Later on, I was forced to find a different place to stay. I moved 6 times in a span of 16 months. I was chased out because a good family was willing to pay more for my apartment. And at times, I ran. There was this one apartment that I took up. It was neat and compact. It even had a few appliances, but half the things just didn’t work. There was a telephone as well. And I was told that I’d have to pay whatever the bill showed. The owner lived abroad and had a caretaker for the place. My parents were visiting and I took them on a weekend trip. I just decided to get extra protection and bought a nice Godrej Navtal for the main door. When we returned from the trip, I found the metal door open and the main door was unlocked… except for my Navtal! Someone had tried to enter the apartment. The caretaker was promptly at my door the next morning asking why I had added an extra lock. I told him that that was none of his business. I also made use of the opportunity to show him what was not working. The next night, well after 11 p.m., Mr. Caretaker was at my door, completely drunk. And he claimed he wanted to know if the appliances had been fixed. He kept trying to force his way in and I shut the door in his face and locked it. The next morning, I vacated the place.

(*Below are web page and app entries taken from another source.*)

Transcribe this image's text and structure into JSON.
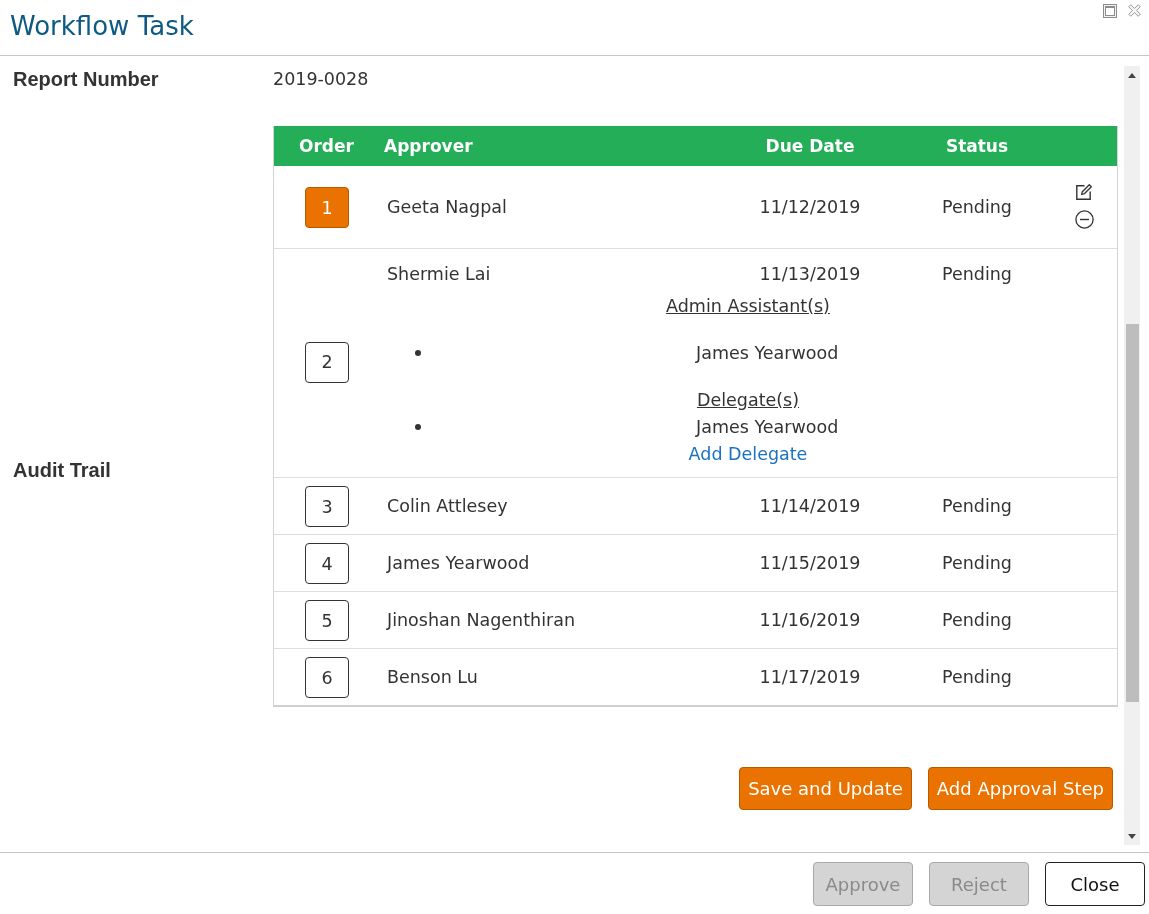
{
  "window": {
    "title": "Workflow Task"
  },
  "report": {
    "label": "Report Number",
    "value": "2019-0028"
  },
  "audit_trail": {
    "label": "Audit Trail",
    "table": {
      "columns": [
        "Order",
        "Approver",
        "Due Date",
        "Status"
      ],
      "rows": [
        {
          "order": "1",
          "selected": true,
          "approver": "Geeta Nagpal",
          "due_date": "11/12/2019",
          "status": "Pending",
          "editable": true
        },
        {
          "order": "2",
          "selected": false,
          "approver": "Shermie Lai",
          "due_date": "11/13/2019",
          "status": "Pending",
          "editable": false,
          "groups": [
            {
              "heading": "Admin Assistant(s)",
              "names": [
                "James Yearwood"
              ]
            },
            {
              "heading": "Delegate(s)",
              "names": [
                "James Yearwood"
              ]
            }
          ],
          "link": "Add Delegate"
        },
        {
          "order": "3",
          "selected": false,
          "approver": "Colin Attlesey",
          "due_date": "11/14/2019",
          "status": "Pending",
          "editable": false
        },
        {
          "order": "4",
          "selected": false,
          "approver": "James Yearwood",
          "due_date": "11/15/2019",
          "status": "Pending",
          "editable": false
        },
        {
          "order": "5",
          "selected": false,
          "approver": "Jinoshan Nagenthiran",
          "due_date": "11/16/2019",
          "status": "Pending",
          "editable": false
        },
        {
          "order": "6",
          "selected": false,
          "approver": "Benson Lu",
          "due_date": "11/17/2019",
          "status": "Pending",
          "editable": false
        }
      ]
    },
    "buttons": [
      "Save and Update",
      "Add Approval Step"
    ]
  },
  "footer": {
    "buttons": [
      {
        "label": "Approve",
        "disabled": true
      },
      {
        "label": "Reject",
        "disabled": true
      },
      {
        "label": "Close",
        "disabled": false
      }
    ]
  }
}
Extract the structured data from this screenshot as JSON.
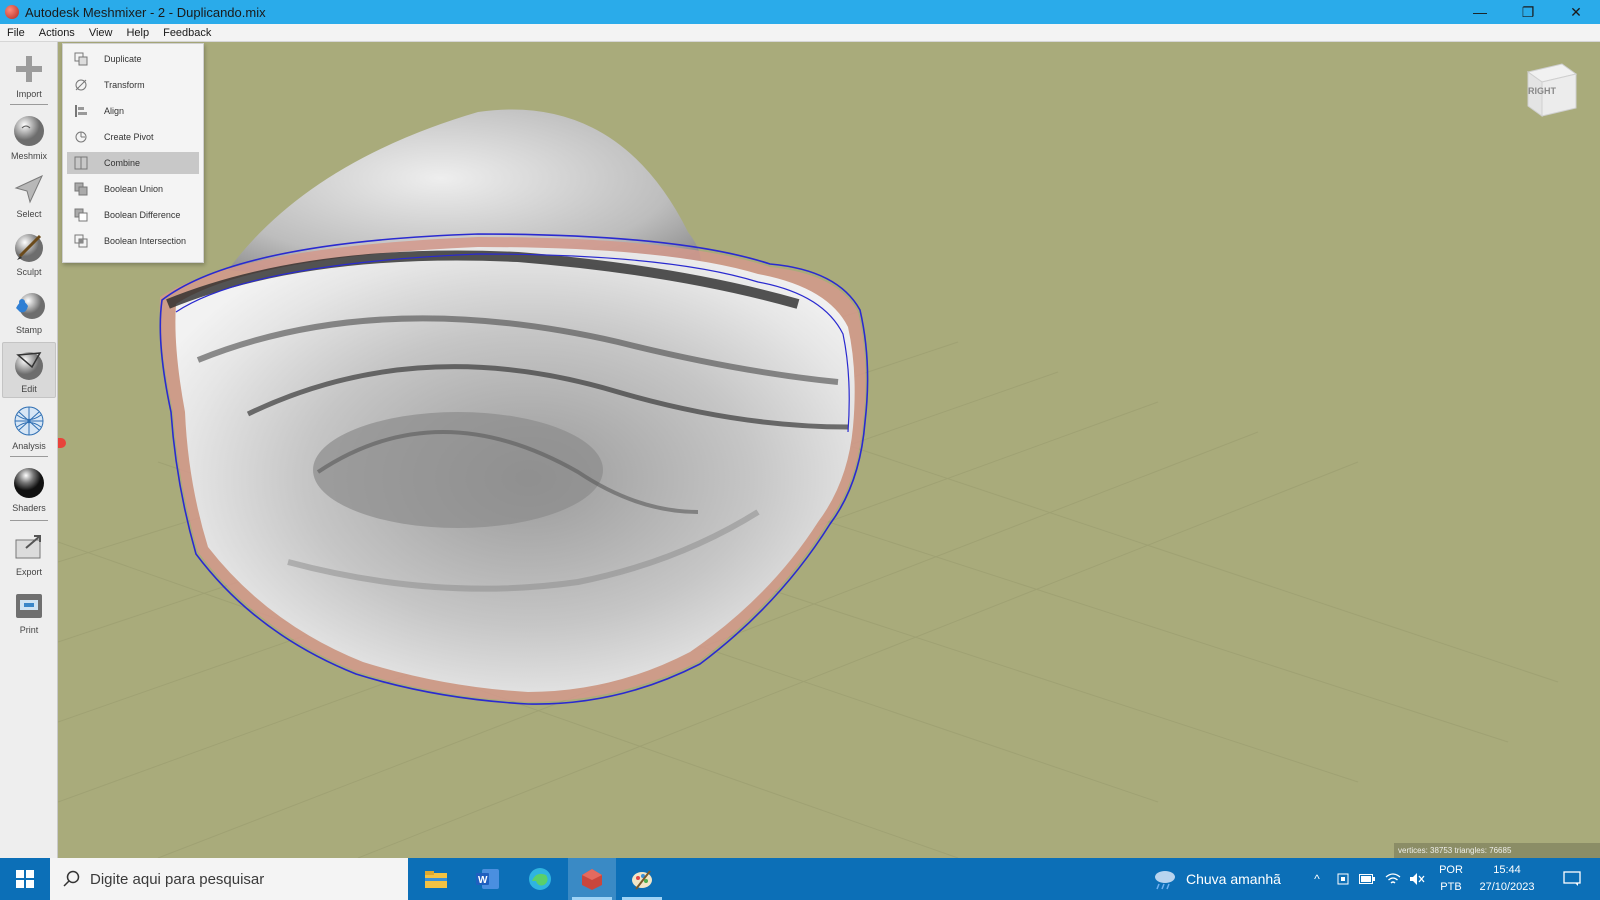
{
  "window": {
    "title": "Autodesk Meshmixer - 2 - Duplicando.mix",
    "minimize": "—",
    "restore": "❐",
    "close": "✕"
  },
  "menubar": {
    "items": [
      "File",
      "Actions",
      "View",
      "Help",
      "Feedback"
    ]
  },
  "toolbar": {
    "tools": [
      {
        "label": "Import",
        "icon": "plus-icon"
      },
      {
        "label": "Meshmix",
        "icon": "meshmix-sphere-icon"
      },
      {
        "label": "Select",
        "icon": "select-arrow-icon"
      },
      {
        "label": "Sculpt",
        "icon": "sculpt-brush-icon"
      },
      {
        "label": "Stamp",
        "icon": "stamp-icon"
      },
      {
        "label": "Edit",
        "icon": "edit-sphere-icon",
        "active": true
      },
      {
        "label": "Analysis",
        "icon": "analysis-globe-icon"
      },
      {
        "label": "Shaders",
        "icon": "shaders-sphere-icon"
      },
      {
        "label": "Export",
        "icon": "export-icon"
      },
      {
        "label": "Print",
        "icon": "print-icon"
      }
    ]
  },
  "actions_menu": {
    "items": [
      {
        "label": "Duplicate",
        "icon": "duplicate-icon"
      },
      {
        "label": "Transform",
        "icon": "transform-icon"
      },
      {
        "label": "Align",
        "icon": "align-icon"
      },
      {
        "label": "Create Pivot",
        "icon": "pivot-icon"
      },
      {
        "label": "Combine",
        "icon": "combine-icon",
        "highlighted": true
      },
      {
        "label": "Boolean Union",
        "icon": "boolean-union-icon"
      },
      {
        "label": "Boolean Difference",
        "icon": "boolean-difference-icon"
      },
      {
        "label": "Boolean Intersection",
        "icon": "boolean-intersection-icon"
      }
    ]
  },
  "viewcube": {
    "face_label": "RIGHT"
  },
  "stats": {
    "text": "vertices: 38753 triangles: 76685"
  },
  "colors": {
    "viewport_bg": "#a9ab7b",
    "titlebar": "#2aabea",
    "taskbar": "#0c6fb7",
    "selection_outline": "#2a2ad0",
    "selection_fill": "#d3998c"
  },
  "taskbar": {
    "search_placeholder": "Digite aqui para pesquisar",
    "apps": [
      "file-explorer-icon",
      "word-icon",
      "edge-icon",
      "meshmixer-icon",
      "paint-icon"
    ],
    "weather": "Chuva amanhã",
    "lang_top": "POR",
    "lang_bottom": "PTB",
    "time": "15:44",
    "date": "27/10/2023"
  }
}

After a few months, I moved back to the city where my parents lived and just moved back in with them. My problems from that point were on were far from over and just took a different turn. (Don’t get me wrong, I had absolutely no adjustment problems as all my friends thought I would.) Everyone I came across would ask me why I was single at 24, why I was not saying yes to the many guys whose proposals for alliance my father received, why I was wasting my life.

Indians are experts at asking personal questions. Where do you work? What does your father do? How much money do you make? How old are you? I have learnt that this is just part of who we are. At a friends wedding, there was this lady sitting next to me at lunch. She asked me, “Nee Vidyakku friend a? Kalyanam aayidutha? Aathula thedarala illaya?” (Are you Vidya’s friend? Are you married? Are your folks hunting for a groom or not?). When I replied, she almost choked on her food. “Ille mami. Aathula peche edukka maattengara. Neenga venumna thedi kudukkarela?” (No Aunty, my folks aren’t even broaching the subject. Why don’t you find me one? )

I also wanted to buy an apartment. A classmate suggested that I invest in property. I always wanted to have a place that I could call my own. So, I booked an apartment and went to a home loan fair. Everything was hunky-dory. My turn came and a gentleman called out my name. I went to his desk with all my documents. He looked up at me and said, “Where’s your husband?” I said, “I don’t have one.” He looked up at me and said, “Sorry, no loan for you.” I told him I’d take him to court for making such statements. I did finally get my loan sanctioned but not before I got lectured on how single women run away with a housing loan and the house. (How? How on earth?)

On the whole, I do know that my 9 years away from home, as an independent single woman have been eventful. I've made some wonderful friends... most of them being single women. I’ve intimidated a lot of single men… some married ones too. (I've even come across an army that thinks single means available.) I know I made a lot of women uncomfortable. Most people felt threatened by my existence. Why they felt that way, I will never know. It is probably because single is different. According to them, single is dangerous… single and successful is more dangerous, but the most dangerous of them all is the single, independent and successful.